### Action item
Go line by line through the data and copy those with the word "JSON".

### Record set
##########

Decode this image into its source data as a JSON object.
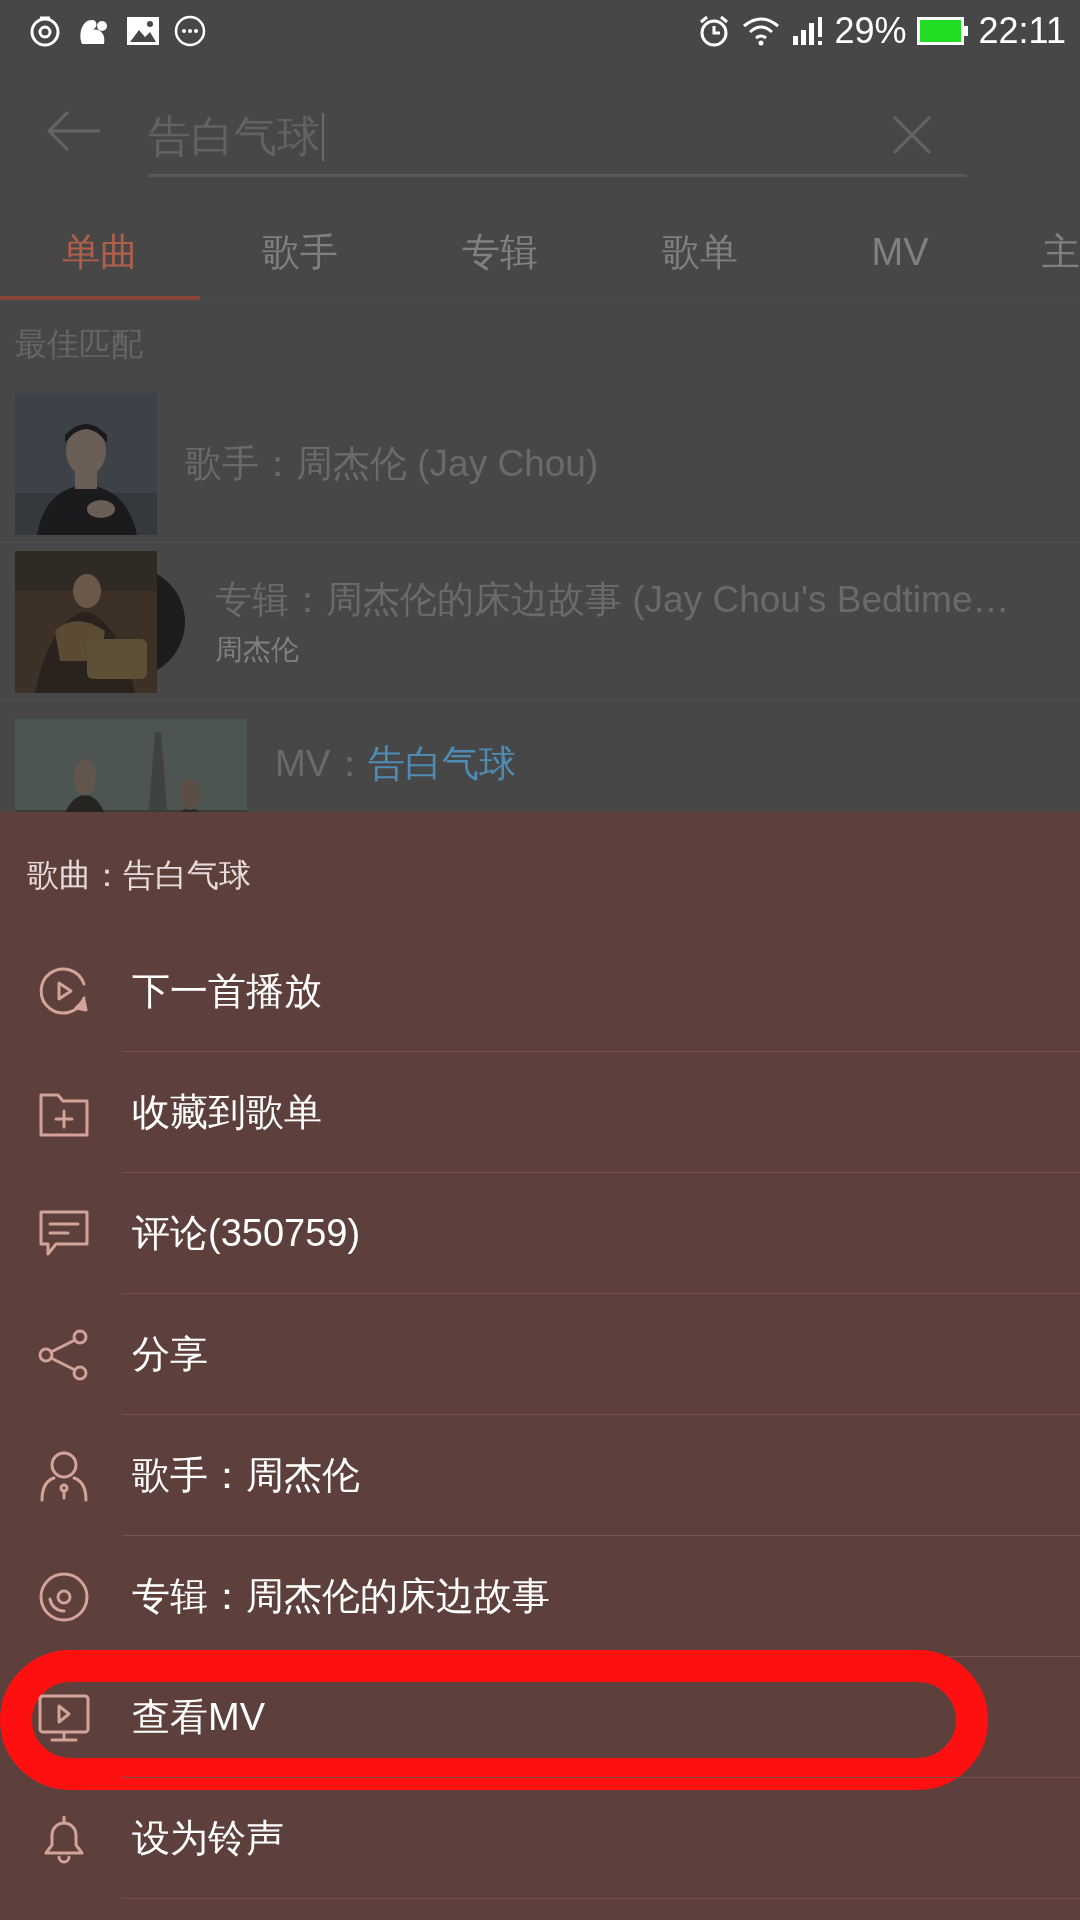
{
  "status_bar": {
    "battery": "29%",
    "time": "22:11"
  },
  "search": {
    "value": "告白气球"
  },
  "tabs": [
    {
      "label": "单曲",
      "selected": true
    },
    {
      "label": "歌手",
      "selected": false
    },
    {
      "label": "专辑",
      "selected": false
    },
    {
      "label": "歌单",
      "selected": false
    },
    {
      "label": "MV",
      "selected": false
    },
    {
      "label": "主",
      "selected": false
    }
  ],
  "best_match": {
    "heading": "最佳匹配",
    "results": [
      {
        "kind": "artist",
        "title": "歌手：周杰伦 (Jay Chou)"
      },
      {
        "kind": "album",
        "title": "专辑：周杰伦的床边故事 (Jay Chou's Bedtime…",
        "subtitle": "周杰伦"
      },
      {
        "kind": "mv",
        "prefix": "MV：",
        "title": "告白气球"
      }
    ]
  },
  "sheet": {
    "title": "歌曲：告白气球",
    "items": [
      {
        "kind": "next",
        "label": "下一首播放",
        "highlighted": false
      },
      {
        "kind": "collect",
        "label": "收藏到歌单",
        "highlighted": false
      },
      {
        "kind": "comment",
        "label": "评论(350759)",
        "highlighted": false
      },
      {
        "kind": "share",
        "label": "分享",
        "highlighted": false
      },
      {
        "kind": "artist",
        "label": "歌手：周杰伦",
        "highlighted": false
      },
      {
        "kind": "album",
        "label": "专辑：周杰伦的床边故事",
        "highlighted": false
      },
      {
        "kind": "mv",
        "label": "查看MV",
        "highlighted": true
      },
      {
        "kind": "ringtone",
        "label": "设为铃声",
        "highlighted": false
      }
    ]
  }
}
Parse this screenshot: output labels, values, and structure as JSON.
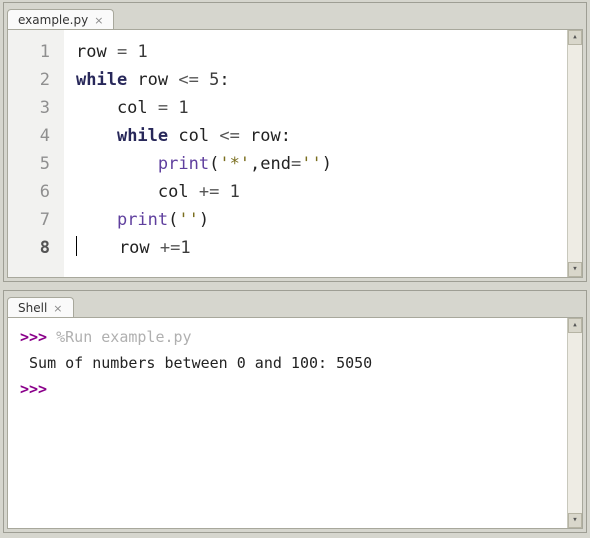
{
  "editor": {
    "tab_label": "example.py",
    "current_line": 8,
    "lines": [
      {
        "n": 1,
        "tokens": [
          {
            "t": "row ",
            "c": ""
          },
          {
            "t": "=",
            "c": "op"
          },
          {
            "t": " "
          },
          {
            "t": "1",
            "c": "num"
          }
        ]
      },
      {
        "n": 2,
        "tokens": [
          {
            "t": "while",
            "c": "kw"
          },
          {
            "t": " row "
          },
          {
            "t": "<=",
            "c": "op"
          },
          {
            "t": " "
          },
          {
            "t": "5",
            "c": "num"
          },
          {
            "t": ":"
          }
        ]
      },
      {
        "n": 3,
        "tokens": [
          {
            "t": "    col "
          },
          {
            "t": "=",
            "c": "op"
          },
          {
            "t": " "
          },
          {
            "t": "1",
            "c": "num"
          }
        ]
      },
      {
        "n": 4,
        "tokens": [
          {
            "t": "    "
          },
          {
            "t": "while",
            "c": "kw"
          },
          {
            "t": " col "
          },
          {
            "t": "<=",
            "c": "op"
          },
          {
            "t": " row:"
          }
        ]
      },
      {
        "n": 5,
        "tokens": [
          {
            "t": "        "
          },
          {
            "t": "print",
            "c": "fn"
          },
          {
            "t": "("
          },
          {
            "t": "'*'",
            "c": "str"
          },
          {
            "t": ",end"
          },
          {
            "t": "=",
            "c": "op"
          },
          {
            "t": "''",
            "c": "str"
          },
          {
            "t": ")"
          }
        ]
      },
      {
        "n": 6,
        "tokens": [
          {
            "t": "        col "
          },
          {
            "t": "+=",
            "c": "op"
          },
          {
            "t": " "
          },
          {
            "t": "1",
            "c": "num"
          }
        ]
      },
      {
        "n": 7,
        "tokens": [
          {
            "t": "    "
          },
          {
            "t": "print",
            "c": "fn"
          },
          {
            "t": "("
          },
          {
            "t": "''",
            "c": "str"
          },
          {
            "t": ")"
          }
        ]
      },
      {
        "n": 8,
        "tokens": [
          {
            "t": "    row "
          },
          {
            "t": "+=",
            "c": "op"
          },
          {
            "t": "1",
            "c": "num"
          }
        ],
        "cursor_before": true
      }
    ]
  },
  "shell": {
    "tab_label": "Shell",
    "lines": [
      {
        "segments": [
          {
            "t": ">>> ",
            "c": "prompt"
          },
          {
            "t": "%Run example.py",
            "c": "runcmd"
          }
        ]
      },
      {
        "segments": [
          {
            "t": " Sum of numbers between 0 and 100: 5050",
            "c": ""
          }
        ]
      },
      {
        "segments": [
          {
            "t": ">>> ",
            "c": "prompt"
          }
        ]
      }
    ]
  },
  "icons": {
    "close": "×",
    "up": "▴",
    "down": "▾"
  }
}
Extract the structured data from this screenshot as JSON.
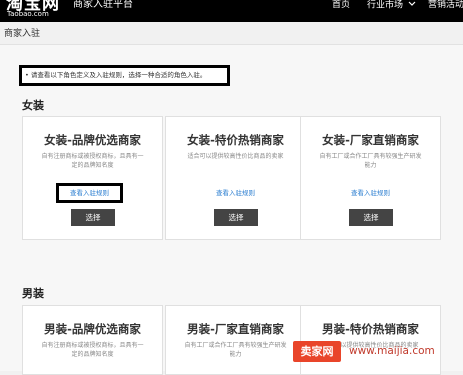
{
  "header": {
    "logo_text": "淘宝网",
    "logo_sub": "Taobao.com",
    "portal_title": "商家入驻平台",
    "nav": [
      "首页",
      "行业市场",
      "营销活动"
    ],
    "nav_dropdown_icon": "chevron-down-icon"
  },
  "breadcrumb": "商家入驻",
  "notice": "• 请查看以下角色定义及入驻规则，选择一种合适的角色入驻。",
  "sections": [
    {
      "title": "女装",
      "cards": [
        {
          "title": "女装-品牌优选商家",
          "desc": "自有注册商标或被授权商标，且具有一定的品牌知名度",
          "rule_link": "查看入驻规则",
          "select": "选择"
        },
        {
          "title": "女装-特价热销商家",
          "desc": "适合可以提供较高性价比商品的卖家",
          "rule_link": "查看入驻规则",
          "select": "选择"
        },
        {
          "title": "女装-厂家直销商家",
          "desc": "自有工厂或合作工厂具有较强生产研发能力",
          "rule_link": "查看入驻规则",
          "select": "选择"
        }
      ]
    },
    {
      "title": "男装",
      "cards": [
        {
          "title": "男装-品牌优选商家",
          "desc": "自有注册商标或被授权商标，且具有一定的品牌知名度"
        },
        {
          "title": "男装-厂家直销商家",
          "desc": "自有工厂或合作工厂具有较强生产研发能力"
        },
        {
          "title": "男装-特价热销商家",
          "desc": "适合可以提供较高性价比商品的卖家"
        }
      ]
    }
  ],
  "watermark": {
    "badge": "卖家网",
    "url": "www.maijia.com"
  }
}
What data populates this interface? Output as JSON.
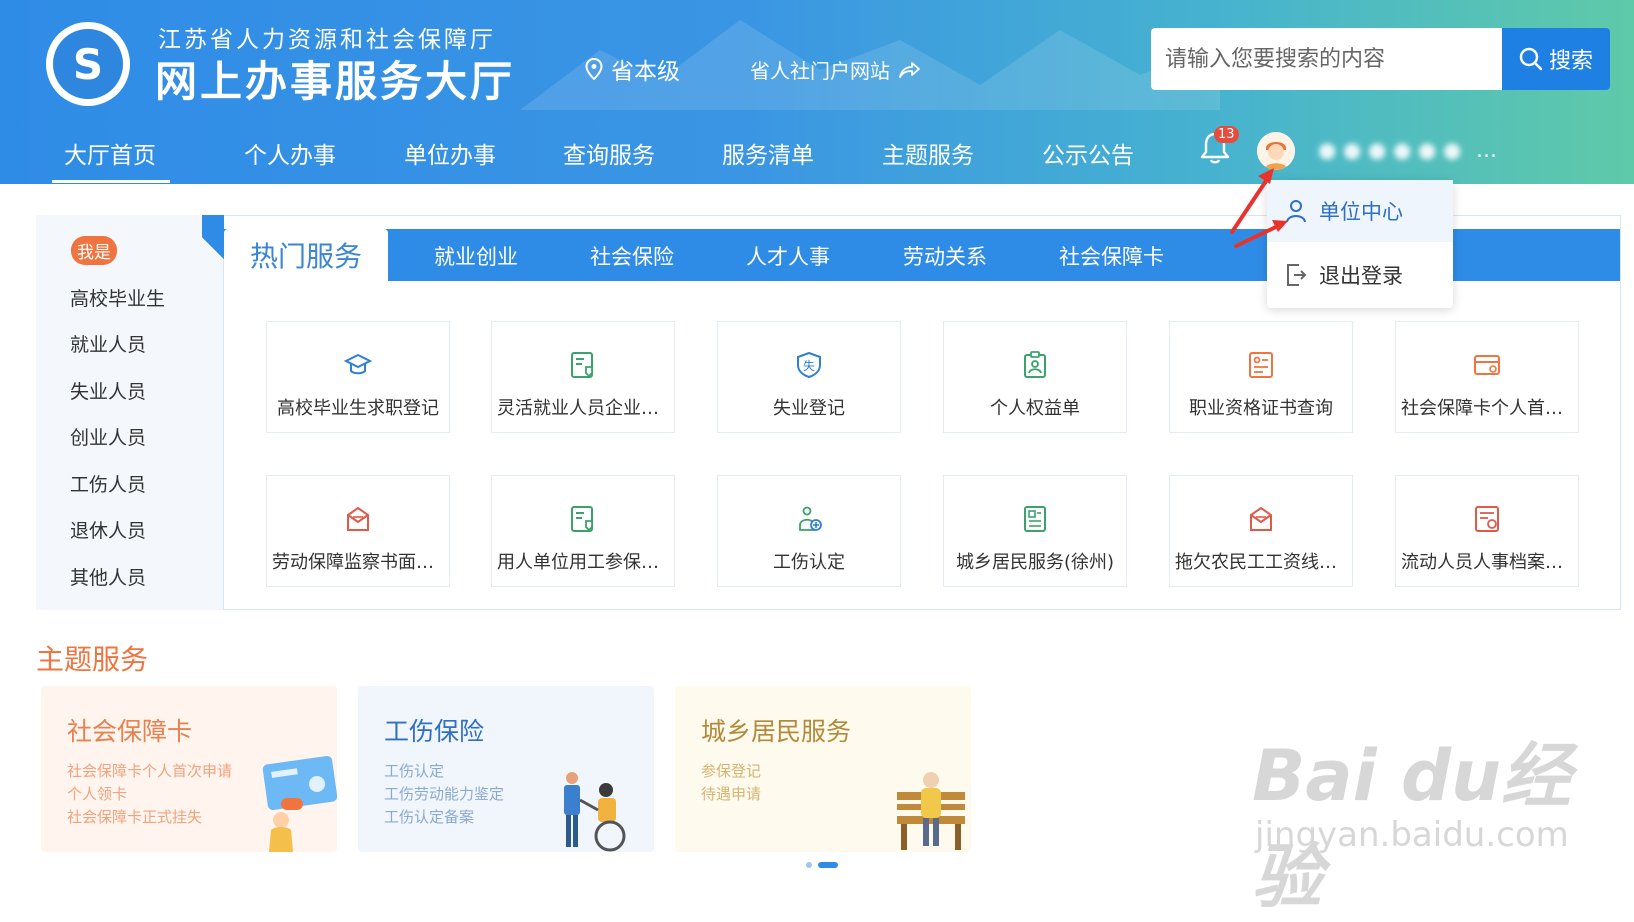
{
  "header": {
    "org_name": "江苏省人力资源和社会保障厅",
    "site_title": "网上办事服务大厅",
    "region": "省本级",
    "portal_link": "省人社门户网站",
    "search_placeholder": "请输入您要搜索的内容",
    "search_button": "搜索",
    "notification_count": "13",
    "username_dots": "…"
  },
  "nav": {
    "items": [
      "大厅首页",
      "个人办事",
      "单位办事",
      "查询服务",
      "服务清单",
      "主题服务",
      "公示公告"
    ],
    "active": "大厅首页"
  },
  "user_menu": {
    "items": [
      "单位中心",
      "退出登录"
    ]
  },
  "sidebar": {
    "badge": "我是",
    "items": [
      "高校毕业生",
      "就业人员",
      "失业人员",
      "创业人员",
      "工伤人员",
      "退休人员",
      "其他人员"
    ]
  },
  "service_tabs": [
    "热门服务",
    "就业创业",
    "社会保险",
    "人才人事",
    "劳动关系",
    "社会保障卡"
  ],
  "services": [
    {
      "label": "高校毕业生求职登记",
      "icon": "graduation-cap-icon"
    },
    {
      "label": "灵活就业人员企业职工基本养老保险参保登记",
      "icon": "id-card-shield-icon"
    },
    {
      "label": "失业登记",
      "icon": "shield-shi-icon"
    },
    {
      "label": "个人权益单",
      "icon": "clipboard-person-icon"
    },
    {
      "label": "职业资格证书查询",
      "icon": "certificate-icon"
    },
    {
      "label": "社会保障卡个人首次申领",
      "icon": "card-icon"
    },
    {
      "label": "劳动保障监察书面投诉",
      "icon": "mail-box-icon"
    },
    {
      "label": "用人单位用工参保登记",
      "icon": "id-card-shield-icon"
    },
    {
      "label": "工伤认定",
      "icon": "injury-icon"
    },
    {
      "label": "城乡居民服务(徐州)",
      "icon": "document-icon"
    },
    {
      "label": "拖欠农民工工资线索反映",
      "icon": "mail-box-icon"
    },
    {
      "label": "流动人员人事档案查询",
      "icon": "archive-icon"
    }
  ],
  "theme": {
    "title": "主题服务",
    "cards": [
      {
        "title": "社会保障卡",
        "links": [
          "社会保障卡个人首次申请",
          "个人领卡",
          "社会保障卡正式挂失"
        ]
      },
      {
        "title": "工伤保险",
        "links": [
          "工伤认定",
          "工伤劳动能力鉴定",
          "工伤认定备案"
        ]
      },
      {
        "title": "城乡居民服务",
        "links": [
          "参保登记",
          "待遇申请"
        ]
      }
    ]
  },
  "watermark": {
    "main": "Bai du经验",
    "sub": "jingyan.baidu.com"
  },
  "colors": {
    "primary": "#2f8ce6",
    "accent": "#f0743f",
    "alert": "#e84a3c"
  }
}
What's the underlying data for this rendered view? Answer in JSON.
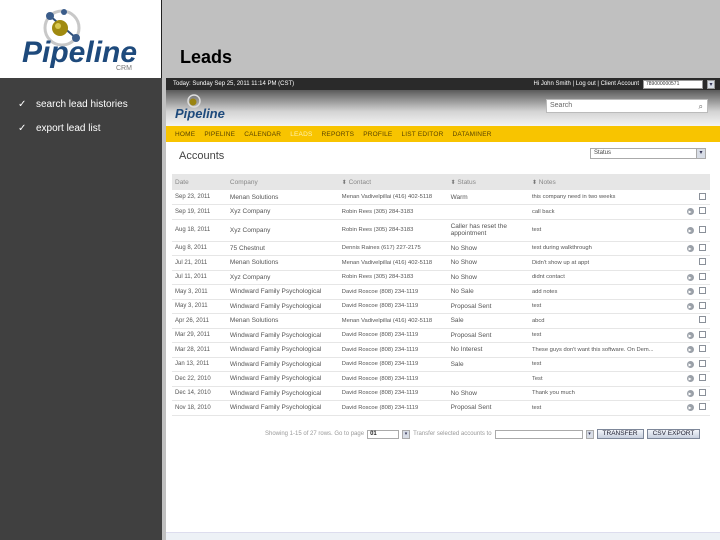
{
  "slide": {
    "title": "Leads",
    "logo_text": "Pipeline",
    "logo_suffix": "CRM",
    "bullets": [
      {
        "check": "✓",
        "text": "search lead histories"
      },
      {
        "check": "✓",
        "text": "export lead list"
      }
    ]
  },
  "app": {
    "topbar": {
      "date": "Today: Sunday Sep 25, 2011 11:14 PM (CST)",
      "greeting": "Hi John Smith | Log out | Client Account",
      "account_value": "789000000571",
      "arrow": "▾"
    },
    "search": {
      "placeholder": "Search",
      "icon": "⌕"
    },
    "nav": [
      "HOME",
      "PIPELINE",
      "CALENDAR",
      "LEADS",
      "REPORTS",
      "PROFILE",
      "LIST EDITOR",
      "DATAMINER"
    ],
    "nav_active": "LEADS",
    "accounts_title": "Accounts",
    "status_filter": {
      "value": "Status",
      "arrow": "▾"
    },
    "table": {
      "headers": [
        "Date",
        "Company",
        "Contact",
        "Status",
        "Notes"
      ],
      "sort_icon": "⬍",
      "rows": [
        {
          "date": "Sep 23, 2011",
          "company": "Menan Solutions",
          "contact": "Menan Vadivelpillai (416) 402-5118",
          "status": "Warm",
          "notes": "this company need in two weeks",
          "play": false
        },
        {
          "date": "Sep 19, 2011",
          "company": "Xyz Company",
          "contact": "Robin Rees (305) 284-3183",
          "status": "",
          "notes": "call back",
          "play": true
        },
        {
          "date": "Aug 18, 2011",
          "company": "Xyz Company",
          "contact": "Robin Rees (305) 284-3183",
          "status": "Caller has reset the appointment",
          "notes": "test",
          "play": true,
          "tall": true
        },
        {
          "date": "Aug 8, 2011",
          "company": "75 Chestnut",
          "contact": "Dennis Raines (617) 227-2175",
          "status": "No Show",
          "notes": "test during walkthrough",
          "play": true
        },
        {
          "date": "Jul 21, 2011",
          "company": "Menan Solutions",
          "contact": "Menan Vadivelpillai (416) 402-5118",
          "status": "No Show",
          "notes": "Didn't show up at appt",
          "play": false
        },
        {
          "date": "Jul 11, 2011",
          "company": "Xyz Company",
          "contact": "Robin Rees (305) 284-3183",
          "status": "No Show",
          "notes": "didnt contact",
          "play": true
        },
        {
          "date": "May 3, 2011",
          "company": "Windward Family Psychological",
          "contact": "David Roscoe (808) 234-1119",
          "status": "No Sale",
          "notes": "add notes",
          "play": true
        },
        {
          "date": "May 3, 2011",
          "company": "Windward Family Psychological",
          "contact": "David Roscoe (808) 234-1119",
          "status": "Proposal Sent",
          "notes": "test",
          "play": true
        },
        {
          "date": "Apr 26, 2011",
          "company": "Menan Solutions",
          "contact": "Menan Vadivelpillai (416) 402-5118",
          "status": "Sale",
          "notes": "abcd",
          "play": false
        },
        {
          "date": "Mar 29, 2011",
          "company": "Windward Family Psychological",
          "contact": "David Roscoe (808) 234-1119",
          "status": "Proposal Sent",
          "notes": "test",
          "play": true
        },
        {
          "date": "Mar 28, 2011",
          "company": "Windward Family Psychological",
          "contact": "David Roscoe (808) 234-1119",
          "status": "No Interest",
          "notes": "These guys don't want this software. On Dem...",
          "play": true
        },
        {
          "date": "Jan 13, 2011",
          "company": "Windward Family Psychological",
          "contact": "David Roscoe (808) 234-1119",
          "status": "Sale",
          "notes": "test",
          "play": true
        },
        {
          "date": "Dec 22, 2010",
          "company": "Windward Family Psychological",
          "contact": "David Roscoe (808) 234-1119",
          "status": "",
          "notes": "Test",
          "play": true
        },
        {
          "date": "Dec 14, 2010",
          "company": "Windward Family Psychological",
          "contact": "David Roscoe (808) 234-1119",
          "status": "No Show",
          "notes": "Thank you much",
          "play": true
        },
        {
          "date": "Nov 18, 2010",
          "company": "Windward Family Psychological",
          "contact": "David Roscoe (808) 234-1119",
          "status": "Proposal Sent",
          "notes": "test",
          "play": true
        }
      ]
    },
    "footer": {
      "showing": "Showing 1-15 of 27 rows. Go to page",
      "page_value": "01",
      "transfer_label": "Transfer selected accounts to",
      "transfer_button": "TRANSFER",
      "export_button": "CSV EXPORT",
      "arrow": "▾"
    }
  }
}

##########

### Your solution
Decode this image into its source data as a JSON object.
Parse this screenshot: output labels, values, and structure as JSON.
Extract the structured data from this screenshot as JSON.
What data populates this interface? Output as JSON.
What's the underlying data for this rendered view? Answer in JSON.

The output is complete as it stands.